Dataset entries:

* * * * * * * * *

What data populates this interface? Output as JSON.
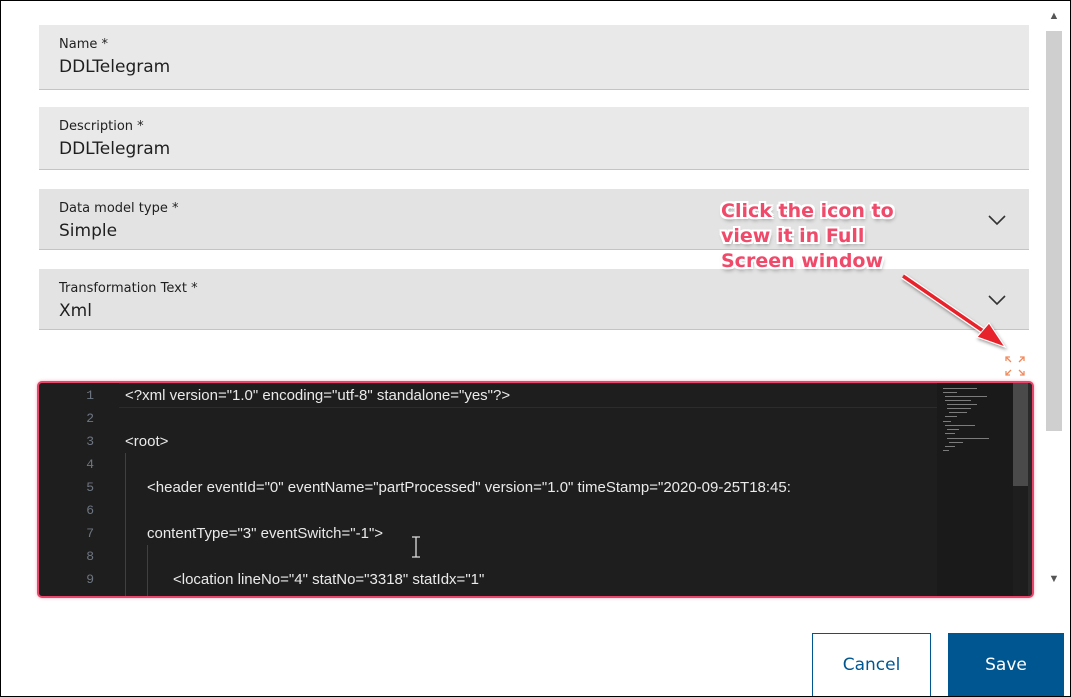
{
  "fields": {
    "name": {
      "label": "Name *",
      "value": "DDLTelegram"
    },
    "description": {
      "label": "Description *",
      "value": "DDLTelegram"
    },
    "data_model_type": {
      "label": "Data model type *",
      "value": "Simple"
    },
    "transformation_text": {
      "label": "Transformation Text *",
      "value": "Xml"
    }
  },
  "annotation": {
    "lines": [
      "Click the icon to",
      "view it in Full",
      "Screen window"
    ],
    "color": "#f04a6a"
  },
  "editor": {
    "border_color": "#e8476b",
    "lines": [
      {
        "num": "1",
        "code": "<?xml version=\"1.0\" encoding=\"utf-8\" standalone=\"yes\"?>"
      },
      {
        "num": "2",
        "code": ""
      },
      {
        "num": "3",
        "code": "<root>"
      },
      {
        "num": "4",
        "code": ""
      },
      {
        "num": "5",
        "code": "<header eventId=\"0\" eventName=\"partProcessed\" version=\"1.0\" timeStamp=\"2020-09-25T18:45:"
      },
      {
        "num": "6",
        "code": ""
      },
      {
        "num": "7",
        "code": "contentType=\"3\" eventSwitch=\"-1\">"
      },
      {
        "num": "8",
        "code": ""
      },
      {
        "num": "9",
        "code": "<location lineNo=\"4\" statNo=\"3318\" statIdx=\"1\""
      }
    ]
  },
  "icons": {
    "fullscreen": "expand-fullscreen-icon",
    "chevron": "chevron-down-icon",
    "scroll_up": "▲",
    "scroll_down": "▼"
  },
  "buttons": {
    "cancel": "Cancel",
    "save": "Save"
  },
  "colors": {
    "primary": "#005691",
    "field_bg": "#e9e9e9",
    "editor_bg": "#1e1e1e",
    "accent_icon": "#f08a5d"
  }
}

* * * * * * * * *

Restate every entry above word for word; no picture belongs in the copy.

> SOLUTION FOR THIS EXERCISE
What data populates this interface? Output as JSON.
{
  "fields": {
    "name": {
      "label": "Name *",
      "value": "DDLTelegram"
    },
    "description": {
      "label": "Description *",
      "value": "DDLTelegram"
    },
    "data_model_type": {
      "label": "Data model type *",
      "value": "Simple"
    },
    "transformation_text": {
      "label": "Transformation Text *",
      "value": "Xml"
    }
  },
  "annotation": {
    "lines": [
      "Click the icon to",
      "view it in Full",
      "Screen window"
    ],
    "color": "#f04a6a"
  },
  "editor": {
    "border_color": "#e8476b",
    "lines": [
      {
        "num": "1",
        "code": "<?xml version=\"1.0\" encoding=\"utf-8\" standalone=\"yes\"?>"
      },
      {
        "num": "2",
        "code": ""
      },
      {
        "num": "3",
        "code": "<root>"
      },
      {
        "num": "4",
        "code": ""
      },
      {
        "num": "5",
        "code": "<header eventId=\"0\" eventName=\"partProcessed\" version=\"1.0\" timeStamp=\"2020-09-25T18:45:"
      },
      {
        "num": "6",
        "code": ""
      },
      {
        "num": "7",
        "code": "contentType=\"3\" eventSwitch=\"-1\">"
      },
      {
        "num": "8",
        "code": ""
      },
      {
        "num": "9",
        "code": "<location lineNo=\"4\" statNo=\"3318\" statIdx=\"1\""
      }
    ]
  },
  "icons": {
    "fullscreen": "expand-fullscreen-icon",
    "chevron": "chevron-down-icon",
    "scroll_up": "▲",
    "scroll_down": "▼"
  },
  "buttons": {
    "cancel": "Cancel",
    "save": "Save"
  },
  "colors": {
    "primary": "#005691",
    "field_bg": "#e9e9e9",
    "editor_bg": "#1e1e1e",
    "accent_icon": "#f08a5d"
  }
}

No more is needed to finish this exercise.